§ Required work
Once every line containing "default" has been counted, report the total for the data and nothing else.

§ Data to use

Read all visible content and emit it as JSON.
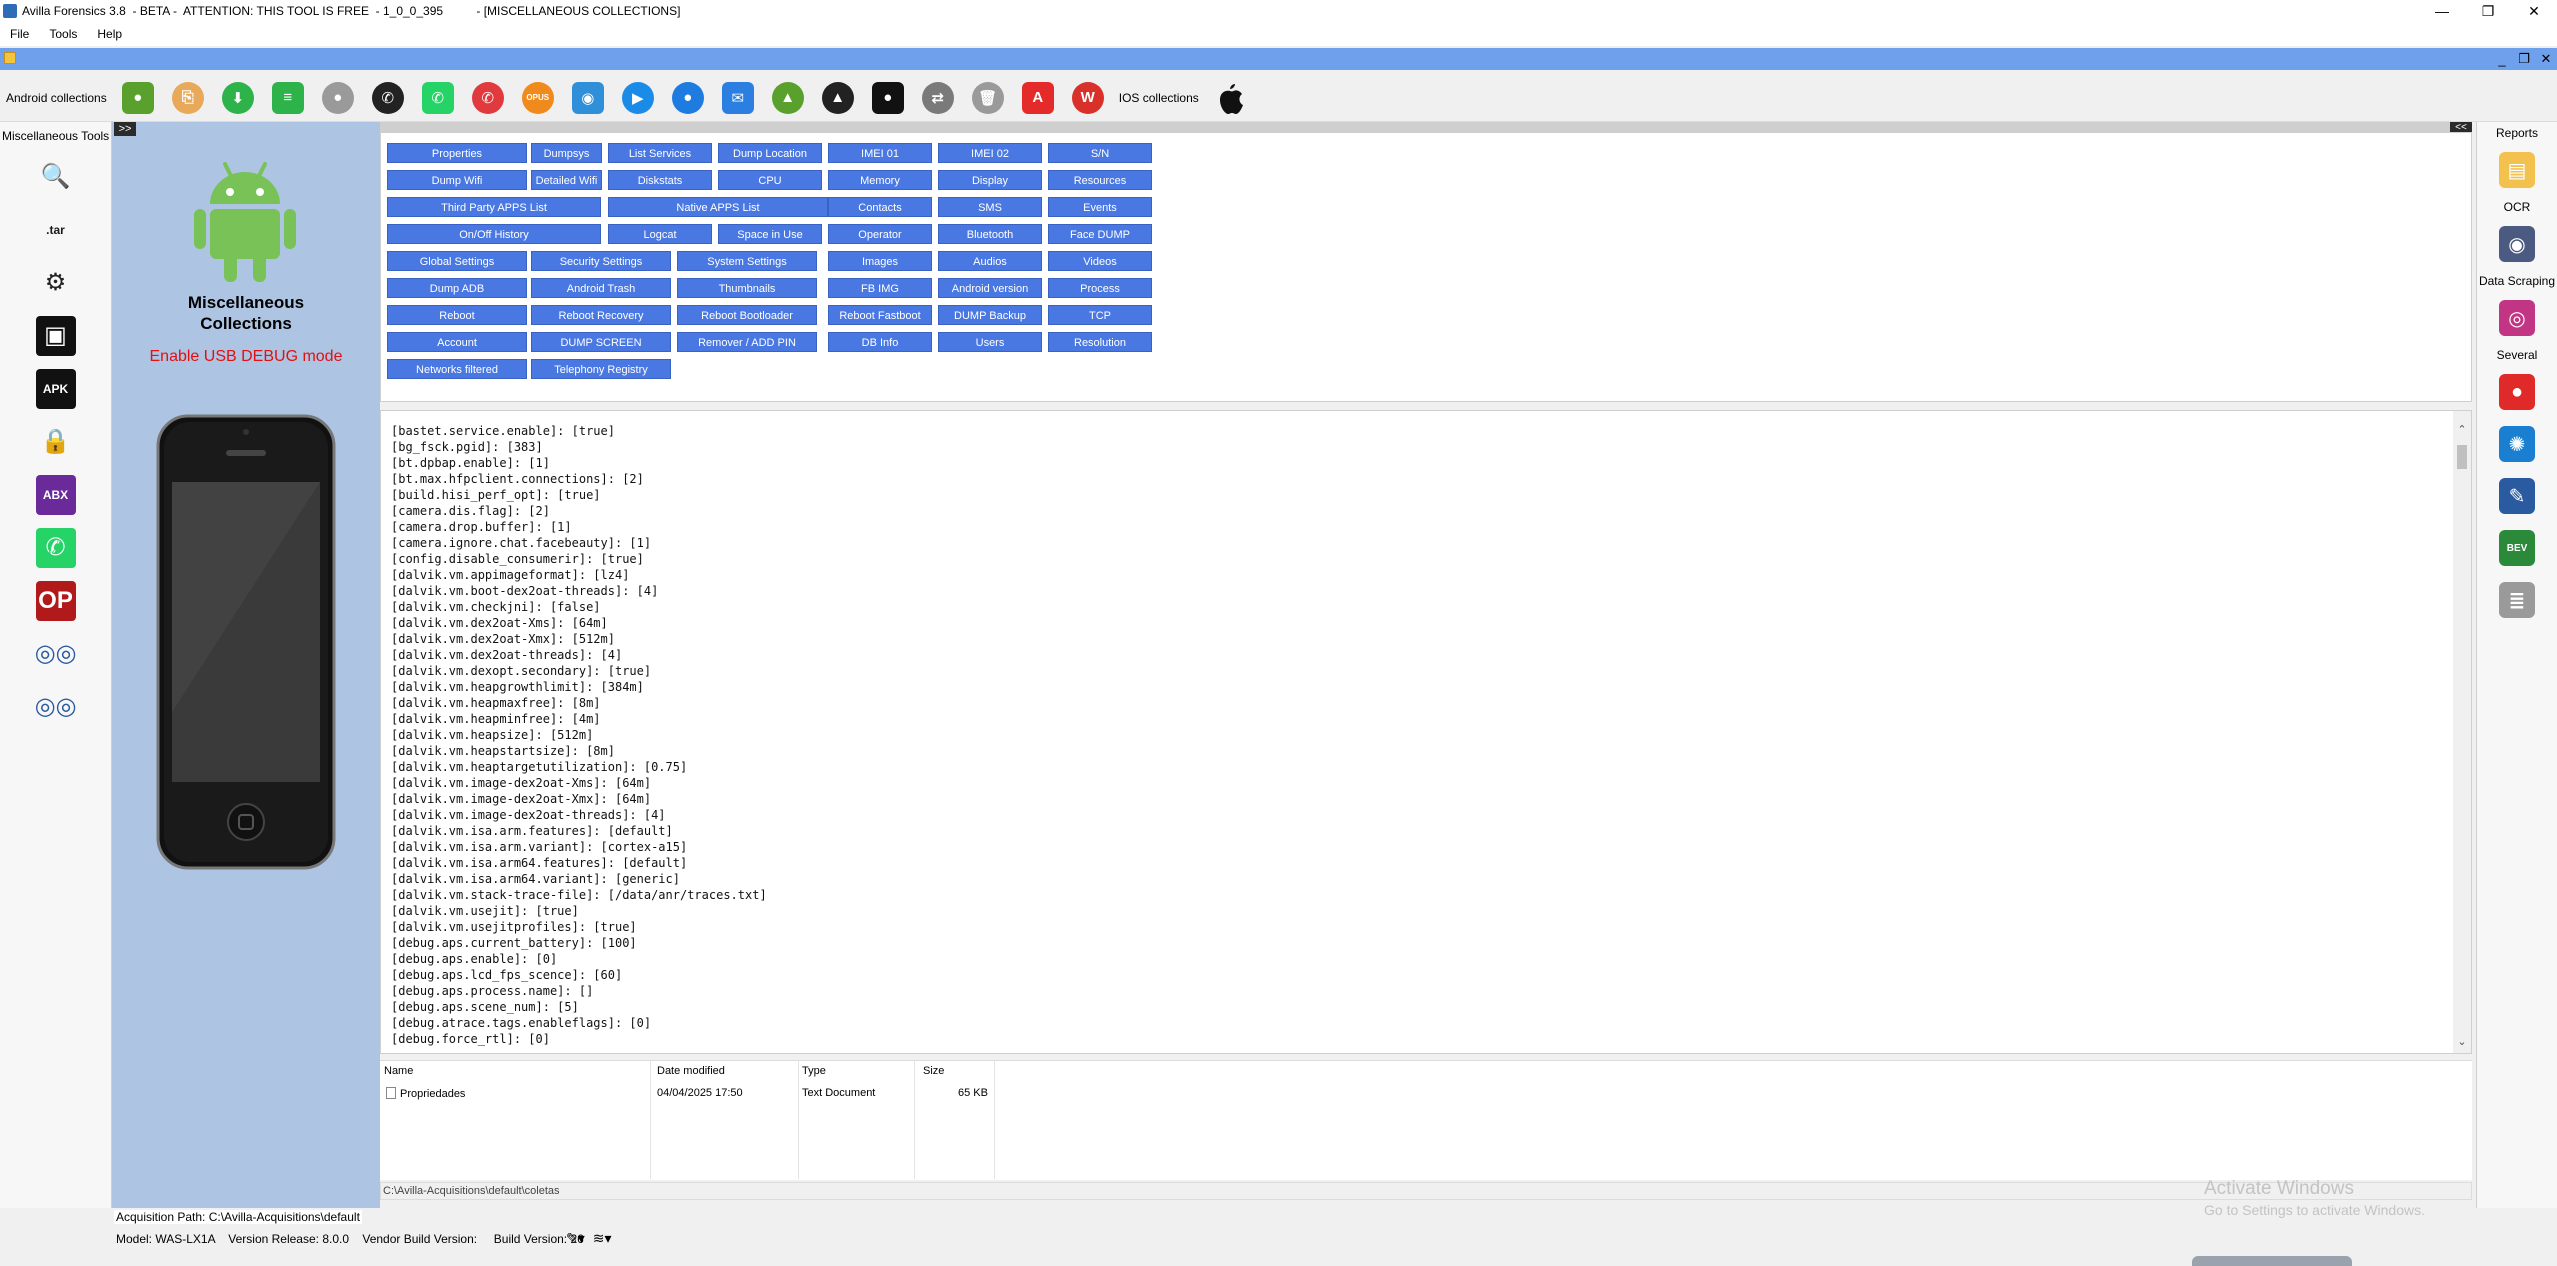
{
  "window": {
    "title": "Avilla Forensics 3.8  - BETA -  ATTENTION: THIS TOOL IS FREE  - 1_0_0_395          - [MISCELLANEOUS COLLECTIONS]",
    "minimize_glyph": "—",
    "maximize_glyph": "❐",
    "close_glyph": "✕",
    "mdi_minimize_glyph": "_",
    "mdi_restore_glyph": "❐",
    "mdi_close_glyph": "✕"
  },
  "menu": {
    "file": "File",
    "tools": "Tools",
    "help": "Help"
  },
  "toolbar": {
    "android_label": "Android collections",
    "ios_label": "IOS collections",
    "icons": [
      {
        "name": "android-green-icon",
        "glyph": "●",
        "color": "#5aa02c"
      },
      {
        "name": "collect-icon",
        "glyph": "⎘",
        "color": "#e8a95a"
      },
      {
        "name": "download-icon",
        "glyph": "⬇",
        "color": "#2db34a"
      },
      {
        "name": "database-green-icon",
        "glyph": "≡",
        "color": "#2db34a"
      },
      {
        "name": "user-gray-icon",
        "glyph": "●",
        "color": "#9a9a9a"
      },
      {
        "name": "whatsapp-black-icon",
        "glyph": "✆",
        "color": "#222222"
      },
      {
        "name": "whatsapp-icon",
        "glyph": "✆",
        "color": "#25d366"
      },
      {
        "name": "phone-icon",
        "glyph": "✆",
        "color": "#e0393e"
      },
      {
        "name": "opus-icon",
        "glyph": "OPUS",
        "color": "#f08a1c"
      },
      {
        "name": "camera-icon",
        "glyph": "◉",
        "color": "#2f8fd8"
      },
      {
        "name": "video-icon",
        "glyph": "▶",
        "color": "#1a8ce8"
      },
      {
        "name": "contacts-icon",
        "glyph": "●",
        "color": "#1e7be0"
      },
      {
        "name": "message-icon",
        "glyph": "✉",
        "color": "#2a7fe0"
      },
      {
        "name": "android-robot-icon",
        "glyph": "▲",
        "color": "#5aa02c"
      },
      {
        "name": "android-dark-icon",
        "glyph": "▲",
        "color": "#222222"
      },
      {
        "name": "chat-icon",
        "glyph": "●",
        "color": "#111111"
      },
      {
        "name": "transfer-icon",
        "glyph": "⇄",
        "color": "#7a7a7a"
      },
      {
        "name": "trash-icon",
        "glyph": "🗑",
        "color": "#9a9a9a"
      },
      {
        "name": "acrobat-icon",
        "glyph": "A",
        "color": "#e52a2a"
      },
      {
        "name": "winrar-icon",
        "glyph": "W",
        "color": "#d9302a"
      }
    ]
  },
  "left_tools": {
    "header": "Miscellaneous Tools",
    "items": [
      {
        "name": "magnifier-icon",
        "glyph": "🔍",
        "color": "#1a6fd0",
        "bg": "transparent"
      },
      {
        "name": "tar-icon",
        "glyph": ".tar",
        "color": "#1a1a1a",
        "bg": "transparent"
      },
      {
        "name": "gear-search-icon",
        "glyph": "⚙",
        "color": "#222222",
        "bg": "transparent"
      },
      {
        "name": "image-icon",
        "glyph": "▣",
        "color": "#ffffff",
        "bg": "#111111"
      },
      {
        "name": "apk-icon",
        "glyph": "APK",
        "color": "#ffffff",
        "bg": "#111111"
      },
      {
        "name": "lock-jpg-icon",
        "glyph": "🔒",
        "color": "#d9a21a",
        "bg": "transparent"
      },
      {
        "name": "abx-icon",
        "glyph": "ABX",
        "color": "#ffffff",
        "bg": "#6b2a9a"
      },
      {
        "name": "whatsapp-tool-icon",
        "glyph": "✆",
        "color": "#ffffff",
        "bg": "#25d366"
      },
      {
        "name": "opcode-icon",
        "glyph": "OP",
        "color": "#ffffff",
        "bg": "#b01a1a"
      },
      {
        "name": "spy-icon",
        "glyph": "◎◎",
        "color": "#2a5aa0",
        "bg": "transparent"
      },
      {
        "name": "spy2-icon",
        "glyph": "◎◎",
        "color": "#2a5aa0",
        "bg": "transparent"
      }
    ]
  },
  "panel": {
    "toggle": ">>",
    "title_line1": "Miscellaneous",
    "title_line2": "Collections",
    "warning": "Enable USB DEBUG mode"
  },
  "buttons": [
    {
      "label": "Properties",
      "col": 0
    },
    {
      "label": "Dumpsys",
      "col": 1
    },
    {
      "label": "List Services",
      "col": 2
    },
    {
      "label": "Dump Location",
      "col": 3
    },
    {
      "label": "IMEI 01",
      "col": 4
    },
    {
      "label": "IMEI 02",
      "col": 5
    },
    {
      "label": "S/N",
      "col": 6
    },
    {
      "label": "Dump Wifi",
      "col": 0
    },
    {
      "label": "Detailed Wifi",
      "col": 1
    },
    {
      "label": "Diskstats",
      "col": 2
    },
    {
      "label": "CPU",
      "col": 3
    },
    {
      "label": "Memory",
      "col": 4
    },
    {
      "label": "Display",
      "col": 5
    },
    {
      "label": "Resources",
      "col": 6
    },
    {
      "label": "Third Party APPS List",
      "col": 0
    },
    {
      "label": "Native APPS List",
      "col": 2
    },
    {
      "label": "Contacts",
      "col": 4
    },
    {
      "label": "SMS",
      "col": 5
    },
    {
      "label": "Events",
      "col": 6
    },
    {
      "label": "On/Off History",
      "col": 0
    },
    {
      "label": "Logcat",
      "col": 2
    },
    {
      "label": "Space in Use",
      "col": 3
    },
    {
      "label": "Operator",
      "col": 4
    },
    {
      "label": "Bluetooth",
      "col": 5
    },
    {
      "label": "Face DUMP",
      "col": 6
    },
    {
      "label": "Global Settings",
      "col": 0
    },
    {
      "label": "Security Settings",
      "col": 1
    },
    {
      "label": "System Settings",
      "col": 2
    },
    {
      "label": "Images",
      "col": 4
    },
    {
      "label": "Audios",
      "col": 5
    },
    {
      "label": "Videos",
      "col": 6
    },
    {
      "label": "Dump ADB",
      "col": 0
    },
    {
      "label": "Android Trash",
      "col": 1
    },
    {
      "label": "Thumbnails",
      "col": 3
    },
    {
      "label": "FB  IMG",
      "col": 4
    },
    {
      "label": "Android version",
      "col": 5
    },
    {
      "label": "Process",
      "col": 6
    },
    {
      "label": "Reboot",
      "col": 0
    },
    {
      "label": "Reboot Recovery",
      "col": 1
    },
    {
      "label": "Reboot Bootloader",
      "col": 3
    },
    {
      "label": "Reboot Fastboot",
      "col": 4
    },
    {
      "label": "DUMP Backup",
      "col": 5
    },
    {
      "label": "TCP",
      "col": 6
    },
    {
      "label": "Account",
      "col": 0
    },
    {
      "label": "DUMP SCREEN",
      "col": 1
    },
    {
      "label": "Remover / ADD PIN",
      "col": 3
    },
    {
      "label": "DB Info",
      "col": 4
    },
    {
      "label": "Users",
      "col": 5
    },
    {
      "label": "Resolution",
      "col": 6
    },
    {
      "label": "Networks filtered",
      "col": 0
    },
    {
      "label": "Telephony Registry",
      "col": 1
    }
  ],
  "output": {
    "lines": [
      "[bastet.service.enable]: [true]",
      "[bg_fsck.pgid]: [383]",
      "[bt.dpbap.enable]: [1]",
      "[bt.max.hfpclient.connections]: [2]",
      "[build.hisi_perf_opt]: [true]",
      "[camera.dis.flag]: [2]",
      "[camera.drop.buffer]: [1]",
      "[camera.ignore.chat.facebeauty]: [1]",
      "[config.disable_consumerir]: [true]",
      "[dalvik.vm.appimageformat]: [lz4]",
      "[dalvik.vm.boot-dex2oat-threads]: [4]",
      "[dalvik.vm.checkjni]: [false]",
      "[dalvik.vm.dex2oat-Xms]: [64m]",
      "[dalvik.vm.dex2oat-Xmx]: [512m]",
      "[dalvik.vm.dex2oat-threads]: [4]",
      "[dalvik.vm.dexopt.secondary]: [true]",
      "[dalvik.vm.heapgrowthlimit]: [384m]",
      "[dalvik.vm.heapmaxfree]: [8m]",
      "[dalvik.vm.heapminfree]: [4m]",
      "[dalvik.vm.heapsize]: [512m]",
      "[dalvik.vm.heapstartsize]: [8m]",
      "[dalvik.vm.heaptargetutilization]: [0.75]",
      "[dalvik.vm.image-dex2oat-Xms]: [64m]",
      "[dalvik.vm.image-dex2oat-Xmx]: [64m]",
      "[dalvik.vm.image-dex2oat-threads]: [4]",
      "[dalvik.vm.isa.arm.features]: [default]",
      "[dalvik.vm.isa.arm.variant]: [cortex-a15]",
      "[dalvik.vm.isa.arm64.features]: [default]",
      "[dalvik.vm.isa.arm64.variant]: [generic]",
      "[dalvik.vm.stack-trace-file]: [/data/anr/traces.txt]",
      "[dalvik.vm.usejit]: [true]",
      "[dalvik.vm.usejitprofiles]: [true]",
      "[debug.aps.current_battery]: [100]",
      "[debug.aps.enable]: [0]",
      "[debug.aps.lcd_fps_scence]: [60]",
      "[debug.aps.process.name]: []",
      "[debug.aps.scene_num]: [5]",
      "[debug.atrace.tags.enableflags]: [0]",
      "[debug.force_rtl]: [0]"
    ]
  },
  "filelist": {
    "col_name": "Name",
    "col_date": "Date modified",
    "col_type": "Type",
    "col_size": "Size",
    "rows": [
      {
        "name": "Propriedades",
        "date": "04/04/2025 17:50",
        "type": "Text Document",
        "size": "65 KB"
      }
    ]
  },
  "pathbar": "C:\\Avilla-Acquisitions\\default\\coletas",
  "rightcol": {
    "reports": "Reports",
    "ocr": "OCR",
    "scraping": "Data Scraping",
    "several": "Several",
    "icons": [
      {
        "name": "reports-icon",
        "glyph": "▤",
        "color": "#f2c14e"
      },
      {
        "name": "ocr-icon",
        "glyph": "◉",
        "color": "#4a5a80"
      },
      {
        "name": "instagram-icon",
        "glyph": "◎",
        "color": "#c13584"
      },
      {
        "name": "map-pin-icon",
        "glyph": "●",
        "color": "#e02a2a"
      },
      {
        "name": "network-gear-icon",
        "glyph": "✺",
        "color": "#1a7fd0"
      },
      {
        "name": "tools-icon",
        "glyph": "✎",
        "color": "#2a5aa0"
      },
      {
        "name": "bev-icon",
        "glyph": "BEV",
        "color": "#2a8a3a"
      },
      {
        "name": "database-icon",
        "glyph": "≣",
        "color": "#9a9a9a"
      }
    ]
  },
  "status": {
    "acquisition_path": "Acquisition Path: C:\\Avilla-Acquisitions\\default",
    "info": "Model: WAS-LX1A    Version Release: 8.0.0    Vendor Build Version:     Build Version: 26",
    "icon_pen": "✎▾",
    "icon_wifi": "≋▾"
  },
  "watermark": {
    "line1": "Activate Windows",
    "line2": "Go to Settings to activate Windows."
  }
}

§ The answer
4